P.S. My initial plan for my A-Z posts has necessarily been curtailed somewhat due to the current coronavirus pandemic, but we’ll get through the alphabet one way or another, however creative my use of subjects may have to be – so thank you for visiting Inverness with me, and I hope you enjoy our trip!
My Weekly Smile this week is made up of a selection of some of the little everyday things to be grateful for in life during this difficult time of coronavirus crisis and lockdown limbo – so for me, that includes tasty comfort food in the form of chicken stew and creamy garlic mash, beautiful bright flowers cheering up my conservatory on a spring-showery day, a multitude of yellow daffodils waving in abundance in my front garden, and the beautiful blue skies of the Scottish Highlands while out for a walk close to home ❤
This is my living room window, all 2.5 metres width of glass pane, and I just love the way the light streams through it from morning till night. My sofa is sitting right in front of it, and sitting on my sofa is where much of my blogging takes place, with my laptop on a bean-bag lap tray on my lap. When we were house-hunting last year, two of my main non-physical must-have criteria were light and flow, and we’re absolutely delighted to have achieved both where we are now 🙂
The conservatory in our house sits just off the dining room through glazed double doors with further doors leading out onto the North facing back garden, so with that particular orientation it’s never going to be a hot-house steamy jungle kind of space. But even in the cold winter months, the level of natural light it gets is absolutely amazing and I imagine the ambient temperature will be just perfect during the long warm summer days.
It’s a properly constructed conservatory, not just an external lean-to add-on afterthought, just over 3m by just under 3m in size, with cut-off corners at the garden end.

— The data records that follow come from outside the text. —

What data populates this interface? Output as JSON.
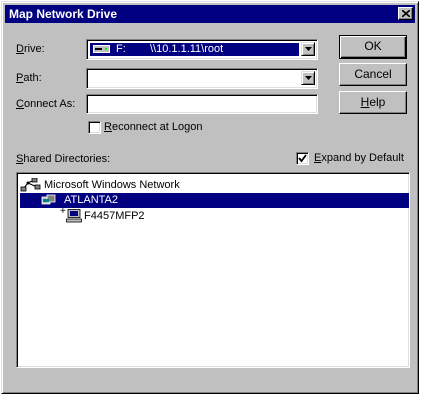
{
  "window": {
    "title": "Map Network Drive"
  },
  "drive": {
    "label": "Drive:",
    "letter": "F:",
    "path": "\\\\10.1.1.11\\root"
  },
  "path": {
    "label": "Path:",
    "value": ""
  },
  "connect_as": {
    "label": "Connect As:",
    "value": ""
  },
  "reconnect": {
    "label": "Reconnect at Logon",
    "checked": false
  },
  "expand": {
    "label": "Expand by Default",
    "checked": true
  },
  "shared": {
    "label": "Shared Directories:"
  },
  "buttons": {
    "ok": "OK",
    "cancel": "Cancel",
    "help": "Help"
  },
  "tree": {
    "root": "Microsoft Windows Network",
    "items": [
      {
        "label": "ATLANTA2",
        "selected": true,
        "icon": "workgroup-icon"
      },
      {
        "label": "F4457MFP2",
        "selected": false,
        "icon": "server-icon"
      }
    ]
  },
  "colors": {
    "selection": "#000080",
    "titlebar": "#000080",
    "face": "#c0c0c0"
  }
}
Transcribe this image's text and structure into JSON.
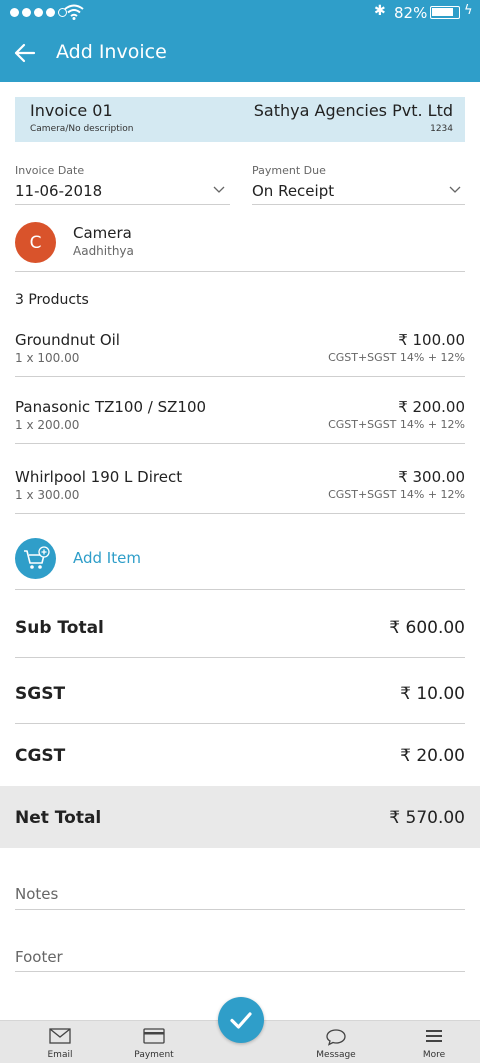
{
  "status": {
    "battery_pct": "82%",
    "battery_level": 0.82
  },
  "header": {
    "title": "Add Invoice"
  },
  "invoice": {
    "number": "Invoice 01",
    "description": "Camera/No description",
    "company": "Sathya Agencies Pvt. Ltd",
    "code": "1234"
  },
  "fields": {
    "invoice_date_label": "Invoice Date",
    "invoice_date_value": "11-06-2018",
    "payment_due_label": "Payment Due",
    "payment_due_value": "On Receipt"
  },
  "customer": {
    "initial": "C",
    "name": "Camera",
    "subtitle": "Aadhithya"
  },
  "products_count": "3 Products",
  "products": [
    {
      "name": "Groundnut Oil",
      "qty": "1 x 100.00",
      "price": "₹ 100.00",
      "tax": "CGST+SGST 14% + 12%"
    },
    {
      "name": "Panasonic TZ100 / SZ100",
      "qty": "1 x 200.00",
      "price": "₹ 200.00",
      "tax": "CGST+SGST 14% + 12%"
    },
    {
      "name": "Whirlpool 190 L Direct",
      "qty": "1 x 300.00",
      "price": "₹ 300.00",
      "tax": "CGST+SGST 14% + 12%"
    }
  ],
  "add_item_label": "Add Item",
  "totals": {
    "sub_total_label": "Sub Total",
    "sub_total_value": "₹ 600.00",
    "sgst_label": "SGST",
    "sgst_value": "₹ 10.00",
    "cgst_label": "CGST",
    "cgst_value": "₹ 20.00",
    "net_total_label": "Net Total",
    "net_total_value": "₹ 570.00"
  },
  "notes_label": "Notes",
  "footer_label": "Footer",
  "tabs": {
    "email": "Email",
    "payment": "Payment",
    "message": "Message",
    "more": "More"
  },
  "colors": {
    "primary": "#2f9ec9",
    "avatar": "#d9532b",
    "net_total_bg": "#e9e9e9",
    "card_bg": "#d4e9f2"
  }
}
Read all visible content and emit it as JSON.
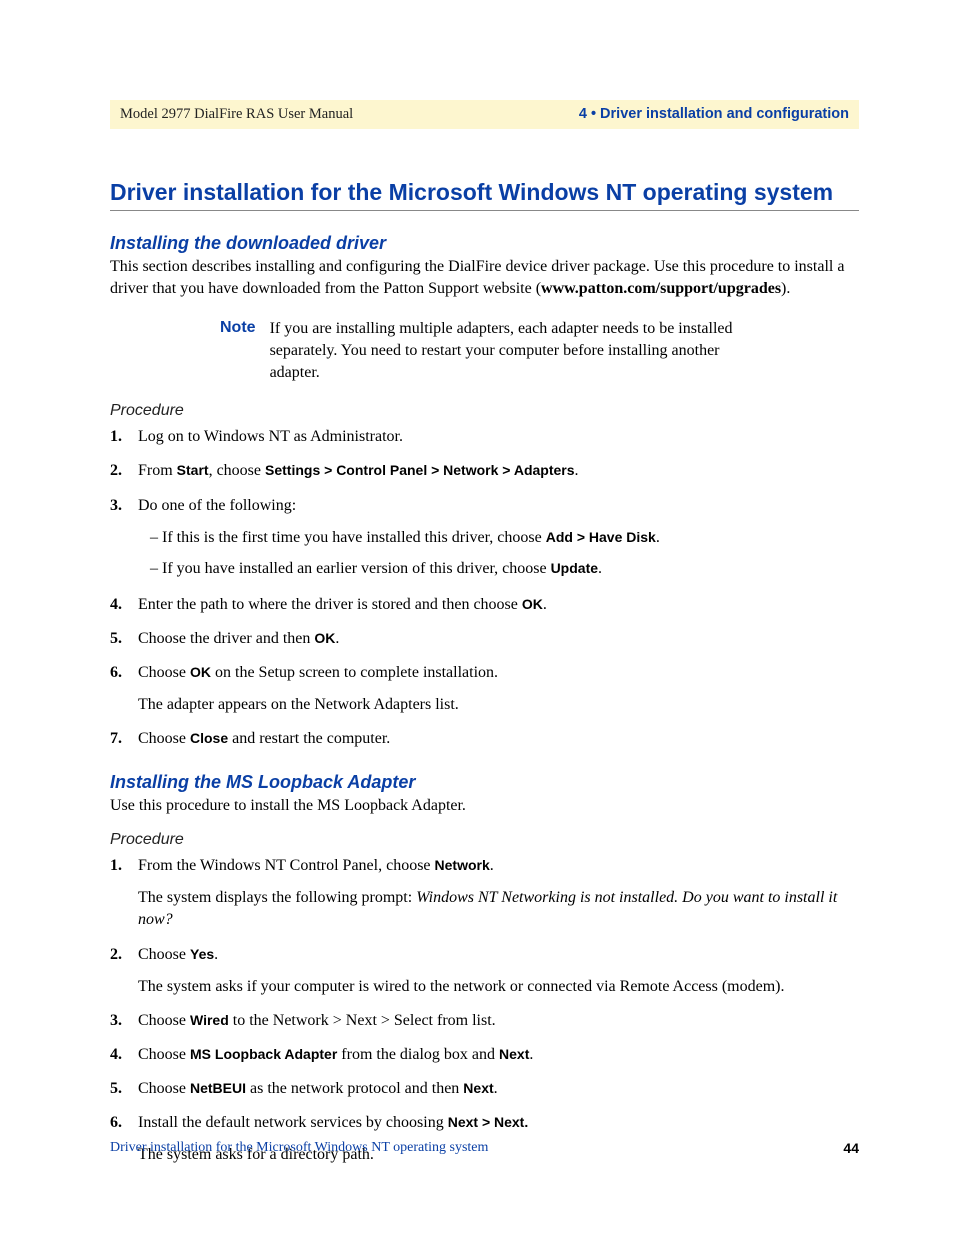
{
  "header": {
    "left": "Model 2977 DialFire RAS User Manual",
    "right": "4 • Driver installation and configuration"
  },
  "title": "Driver installation for the Microsoft Windows NT operating system",
  "section1": {
    "heading": "Installing the downloaded driver",
    "intro_a": "This section describes installing and configuring the DialFire device driver package. Use this procedure to install a driver that you have downloaded from the Patton Support website (",
    "intro_bold": "www.patton.com/support/upgrades",
    "intro_b": ").",
    "note_label": "Note",
    "note_text": "If you are installing multiple adapters, each adapter needs to be installed separately. You need to restart your computer before installing another adapter.",
    "procedure_label": "Procedure",
    "steps": {
      "s1": "Log on to Windows NT as Administrator.",
      "s2_a": "From ",
      "s2_b1": "Start",
      "s2_c": ", choose ",
      "s2_b2": "Settings > Control Panel > Network > Adapters",
      "s2_d": ".",
      "s3": "Do one of the following:",
      "s3_sub1_a": "– If this is the first time you have installed this driver, choose ",
      "s3_sub1_b": "Add > Have Disk",
      "s3_sub1_c": ".",
      "s3_sub2_a": "– If you have installed an earlier version of this driver, choose ",
      "s3_sub2_b": "Update",
      "s3_sub2_c": ".",
      "s4_a": "Enter the path to where the driver is stored and then choose ",
      "s4_b": "OK",
      "s4_c": ".",
      "s5_a": "Choose the driver and then ",
      "s5_b": "OK",
      "s5_c": ".",
      "s6_a": "Choose ",
      "s6_b": "OK",
      "s6_c": " on the Setup screen to complete installation.",
      "s6_follow": "The adapter appears on the Network Adapters list.",
      "s7_a": "Choose ",
      "s7_b": "Close",
      "s7_c": " and restart the computer."
    }
  },
  "section2": {
    "heading": "Installing the MS Loopback Adapter",
    "intro": "Use this procedure to install the MS Loopback Adapter.",
    "procedure_label": "Procedure",
    "steps": {
      "s1_a": "From the Windows NT Control Panel, choose ",
      "s1_b": "Network",
      "s1_c": ".",
      "s1_follow_a": "The system displays the following prompt: ",
      "s1_follow_i": "Windows NT Networking is not installed. Do you want to install it now?",
      "s2_a": "Choose ",
      "s2_b": "Yes",
      "s2_c": ".",
      "s2_follow": "The system asks if your computer is wired to the network or connected via Remote Access (modem).",
      "s3_a": "Choose ",
      "s3_b": "Wired",
      "s3_c": " to the Network > Next > Select from list.",
      "s4_a": "Choose ",
      "s4_b": "MS Loopback Adapter",
      "s4_c": " from the dialog box and ",
      "s4_d": "Next",
      "s4_e": ".",
      "s5_a": "Choose ",
      "s5_b": "NetBEUI",
      "s5_c": " as the network protocol and then ",
      "s5_d": "Next",
      "s5_e": ".",
      "s6_a": "Install the default network services by choosing ",
      "s6_b": "Next > Next.",
      "s6_follow": "The system asks for a directory path."
    }
  },
  "footer": {
    "left": "Driver installation for the Microsoft Windows NT operating system",
    "page": "44"
  }
}
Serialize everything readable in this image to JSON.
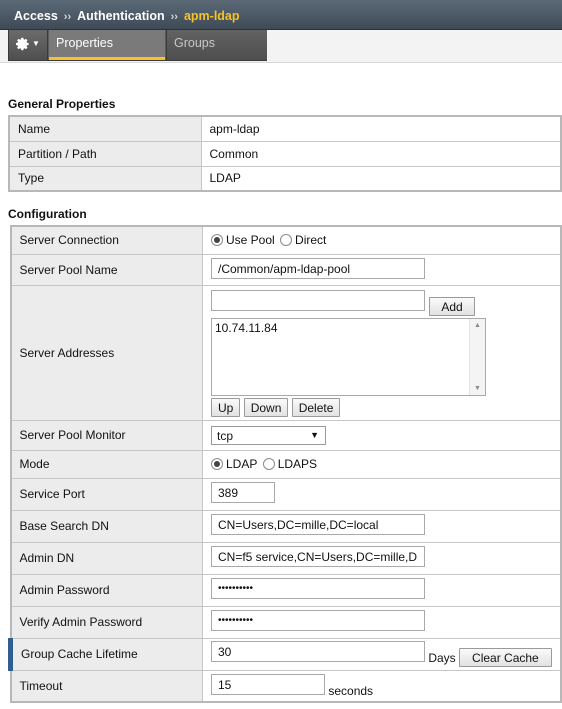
{
  "breadcrumb": {
    "items": [
      "Access",
      "Authentication"
    ],
    "current": "apm-ldap"
  },
  "tabs": [
    {
      "label": "Properties"
    },
    {
      "label": "Groups"
    }
  ],
  "general": {
    "title": "General Properties",
    "rows": [
      {
        "label": "Name",
        "value": "apm-ldap"
      },
      {
        "label": "Partition / Path",
        "value": "Common"
      },
      {
        "label": "Type",
        "value": "LDAP"
      }
    ]
  },
  "config": {
    "title": "Configuration",
    "server_connection": {
      "label": "Server Connection",
      "options": [
        "Use Pool",
        "Direct"
      ],
      "selected": "Use Pool"
    },
    "server_pool_name": {
      "label": "Server Pool Name",
      "value": "/Common/apm-ldap-pool"
    },
    "server_addresses": {
      "label": "Server Addresses",
      "input_value": "",
      "add_label": "Add",
      "list": [
        "10.74.11.84"
      ],
      "up_label": "Up",
      "down_label": "Down",
      "delete_label": "Delete"
    },
    "server_pool_monitor": {
      "label": "Server Pool Monitor",
      "value": "tcp"
    },
    "mode": {
      "label": "Mode",
      "options": [
        "LDAP",
        "LDAPS"
      ],
      "selected": "LDAP"
    },
    "service_port": {
      "label": "Service Port",
      "value": "389"
    },
    "base_search_dn": {
      "label": "Base Search DN",
      "value": "CN=Users,DC=mille,DC=local"
    },
    "admin_dn": {
      "label": "Admin DN",
      "value": "CN=f5 service,CN=Users,DC=mille,D"
    },
    "admin_password": {
      "label": "Admin Password",
      "value": "••••••••••"
    },
    "verify_admin_password": {
      "label": "Verify Admin Password",
      "value": "••••••••••"
    },
    "group_cache_lifetime": {
      "label": "Group Cache Lifetime",
      "value": "30",
      "unit": "Days",
      "clear_label": "Clear Cache"
    },
    "timeout": {
      "label": "Timeout",
      "value": "15",
      "unit": "seconds"
    }
  }
}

It has a solid concrete floor, brick-built lower walls with patio doors at the far end, and the upper portion consists of a metal framework, double-glazed windows with lovely deep windowsills and an insulated plastic roof, which is why the natural light is so good.
It has lighting, electrical sockets and even a small radiator linked in to the central heating system, and oddly has been carpeted with the same traditionally patterned heavy wool carpet as the adjoining dining room, and had previously been furnished accordingly. So overall it feels to me like to date the poor conservatory has neither really been one thing nor the other, can’t really decide does it want to be an indoor room mainly for people, or more of a glorified greenhouse-style garden room mainly for plants?
To me, if it were intended to be more of an indoor room, it would ideally have been much better built with a proper tiled roof to keep the heat in and make it a properly usable space all year round, even in the depths of a Scottish Highland winter – Brrr…! In that way its snug carpeted floor and fully-upholstered furniture would have made more sense – but then you’d have lost all that lovely natural light, which to me would be a travesty.
If, on the other hand, I replace the current ugly carpet and thick underlay with a far more practical washable cushioned vinyl and keep the lightweight clear roof, I could perhaps fill my little mainly unheated conservatory with a selection of approriate-for-the-particular-environment potted flowers and foliage and lightweight garden-style furniture to make the most of a summer-house style garden room in the warmer months only… Hmmm…